Commitment to Diversity and Healthcare through Cultural Competence
AMN Healthcare incorporates cultural competence into the fabric of our clinician onboarding, orientation and continuous learning model. AMN promotes and supports diversity and inclusion regardless of race, ethnicity, religion, gender, socioeconomic status, sexual orientation or disability. We seek to achieve these goals through collaboration with clinicians and healthcare organizations to gain knowledge and understanding of the social, cultural, and historical experiences of the communities that AMN serves, and to build a network of AMN clinicians that meets the community's cultural and linguistic needs.
Cultural competence embraces the following:
- Valuing diversity of thought
- Knowing the cultural mores and traditions of populations served
- Demonstrating the ability to understand, communicate and effectively interact with people across cultures
- Integrating these practices into the care of individuals and families
The Office of the U.S. Surgeon General (2011) and the Institute of Medicine (2004) say that cultural competency training for clinicians can reduce health disparities for racial and ethnic populations. According to the U.S. Census Bureau, racial and ethnic groups other than white currently make up about one third of the U.S. population. As the U.S. population becomes increasingly diverse, we know that improved communication between healthcare workers and patients is needed to reduce health disparities and produce higher levels of satisfaction with the U.S. healthcare system. The American Nurses Association (ANA) recognizes that impartiality begins at the level of the healthcare provider and should occur within every healthcare organization. All providers must recognize the potential impact of unconscious bias and practices contributing to discrimination, and actively seek opportunities to promote inclusion of all people in the provision of quality healthcare while eradicating health disparities.

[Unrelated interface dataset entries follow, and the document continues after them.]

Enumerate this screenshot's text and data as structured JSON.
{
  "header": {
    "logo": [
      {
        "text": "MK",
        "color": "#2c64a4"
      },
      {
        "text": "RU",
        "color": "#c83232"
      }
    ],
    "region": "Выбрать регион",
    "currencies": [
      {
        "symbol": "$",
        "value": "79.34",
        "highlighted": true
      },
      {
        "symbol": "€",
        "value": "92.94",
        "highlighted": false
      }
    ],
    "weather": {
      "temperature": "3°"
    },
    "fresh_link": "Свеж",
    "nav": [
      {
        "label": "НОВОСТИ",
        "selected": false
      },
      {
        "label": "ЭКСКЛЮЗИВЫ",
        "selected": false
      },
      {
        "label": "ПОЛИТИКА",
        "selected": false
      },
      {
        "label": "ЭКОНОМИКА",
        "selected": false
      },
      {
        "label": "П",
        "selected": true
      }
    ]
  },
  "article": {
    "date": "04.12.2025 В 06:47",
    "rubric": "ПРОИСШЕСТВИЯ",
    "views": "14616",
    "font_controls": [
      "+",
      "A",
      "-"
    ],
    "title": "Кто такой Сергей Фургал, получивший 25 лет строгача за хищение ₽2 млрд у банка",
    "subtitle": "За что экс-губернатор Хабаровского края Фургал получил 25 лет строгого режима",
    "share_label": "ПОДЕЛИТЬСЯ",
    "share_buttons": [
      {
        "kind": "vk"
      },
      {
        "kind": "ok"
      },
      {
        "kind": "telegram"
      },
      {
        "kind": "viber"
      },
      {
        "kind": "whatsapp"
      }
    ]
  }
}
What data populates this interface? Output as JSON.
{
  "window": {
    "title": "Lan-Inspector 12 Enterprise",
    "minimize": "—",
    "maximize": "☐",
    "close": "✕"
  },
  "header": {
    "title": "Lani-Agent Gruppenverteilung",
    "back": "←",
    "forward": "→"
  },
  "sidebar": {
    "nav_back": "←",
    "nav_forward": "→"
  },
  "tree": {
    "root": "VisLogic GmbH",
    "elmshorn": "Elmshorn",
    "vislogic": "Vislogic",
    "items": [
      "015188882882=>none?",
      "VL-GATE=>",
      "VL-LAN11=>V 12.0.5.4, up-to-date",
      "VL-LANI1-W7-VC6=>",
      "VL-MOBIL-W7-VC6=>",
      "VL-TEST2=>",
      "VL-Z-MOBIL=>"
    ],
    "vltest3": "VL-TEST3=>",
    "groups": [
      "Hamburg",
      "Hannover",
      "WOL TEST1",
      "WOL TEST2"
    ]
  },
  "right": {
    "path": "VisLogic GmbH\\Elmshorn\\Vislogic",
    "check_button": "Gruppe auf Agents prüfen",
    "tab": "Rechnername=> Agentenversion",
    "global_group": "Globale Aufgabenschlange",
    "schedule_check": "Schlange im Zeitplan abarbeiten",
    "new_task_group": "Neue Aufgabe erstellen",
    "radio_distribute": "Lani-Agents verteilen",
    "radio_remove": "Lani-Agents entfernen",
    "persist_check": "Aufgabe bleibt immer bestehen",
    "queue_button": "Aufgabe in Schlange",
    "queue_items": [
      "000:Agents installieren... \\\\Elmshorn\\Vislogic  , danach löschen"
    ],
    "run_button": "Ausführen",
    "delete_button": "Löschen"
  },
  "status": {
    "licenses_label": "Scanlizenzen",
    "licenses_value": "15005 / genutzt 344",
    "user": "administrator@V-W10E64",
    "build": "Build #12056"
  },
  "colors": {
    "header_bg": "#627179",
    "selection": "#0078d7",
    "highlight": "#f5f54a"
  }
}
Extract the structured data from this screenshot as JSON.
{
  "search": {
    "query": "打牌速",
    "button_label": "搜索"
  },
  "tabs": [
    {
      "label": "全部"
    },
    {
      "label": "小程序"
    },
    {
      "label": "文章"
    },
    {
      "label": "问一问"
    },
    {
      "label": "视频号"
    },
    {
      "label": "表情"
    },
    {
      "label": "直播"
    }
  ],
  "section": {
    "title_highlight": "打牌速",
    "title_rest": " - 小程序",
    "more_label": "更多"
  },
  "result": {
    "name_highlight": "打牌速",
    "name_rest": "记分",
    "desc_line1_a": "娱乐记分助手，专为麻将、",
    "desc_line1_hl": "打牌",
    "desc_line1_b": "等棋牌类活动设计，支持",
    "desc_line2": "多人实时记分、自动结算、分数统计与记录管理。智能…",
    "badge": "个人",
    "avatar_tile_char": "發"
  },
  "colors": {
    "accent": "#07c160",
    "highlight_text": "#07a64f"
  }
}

AMN Healthcare is committed to providing culturally competent healthcare professionals to our clients. We are committed to fostering and maintaining a diverse team that reflects the communities we serve. Our diversity and inclusion philosophy is grounded in the affirmation that we respect all voices. AMN Healthcare team members acknowledge that we are best able to deliver safe and competent care when we embrace the diverse backgrounds, experiences, and perspectives of every person encountered.
For more than three decades, AMN has provided resources and education, while encouraging clinicians, providers and leaders to engage positively in cross-cultural interactions. We collaborate with our partners to utilize resources that help all team members and clinicians recognize and reduce personal and institutional bias in healthcare.
Articles on Cultural Competence:
Culturally Competent Care: Understanding Differences, Improving Outcomes
Increasing Diversity in the U.S.: The Importance of Cultural Competence in Healthcare
Series, Becoming a Culturally Competent Health Care Organization
Aggarwal, N. K., Cedeño, K., Guarnaccia, P., Kleinman, A., & Lewis-Fernández, R. SpringerPlus (2016). The Meanings of Cultural Competence in Mental Health: An exploratory focus group study with patients, clinicians, and administrators. SpringerPlus, 5, 384. Retrieved from http://doi.org/10.1186/s40064-016-2037-4
American Nurses Association. (2018). The Nurse’s Role in Addressing Discrimination: Protecting and Promoting Inclusive Strategies in Practice Settings, Policy, and Advocacy. Retrieved from https://www.nursingworld.org/~4ab207/globalassets/practiceandpolicy/nursing-excellence/ana-position-statements-blocks/social-causes-and-health-care/the-nurses-role-in-addressing-discrimination.pdf
Institute of Medicine. 2004. In the Nation's Compelling Interest: Ensuring Diversity in the Health-Care Workforce. Washington, DC: The National Academies Press. https://doi.org/10.17226/10885.
National Prevention Council, National Prevention Strategy, Washington, DC:
U.S. Department of Health and Human Services, Office of the Surgeon General, 2011.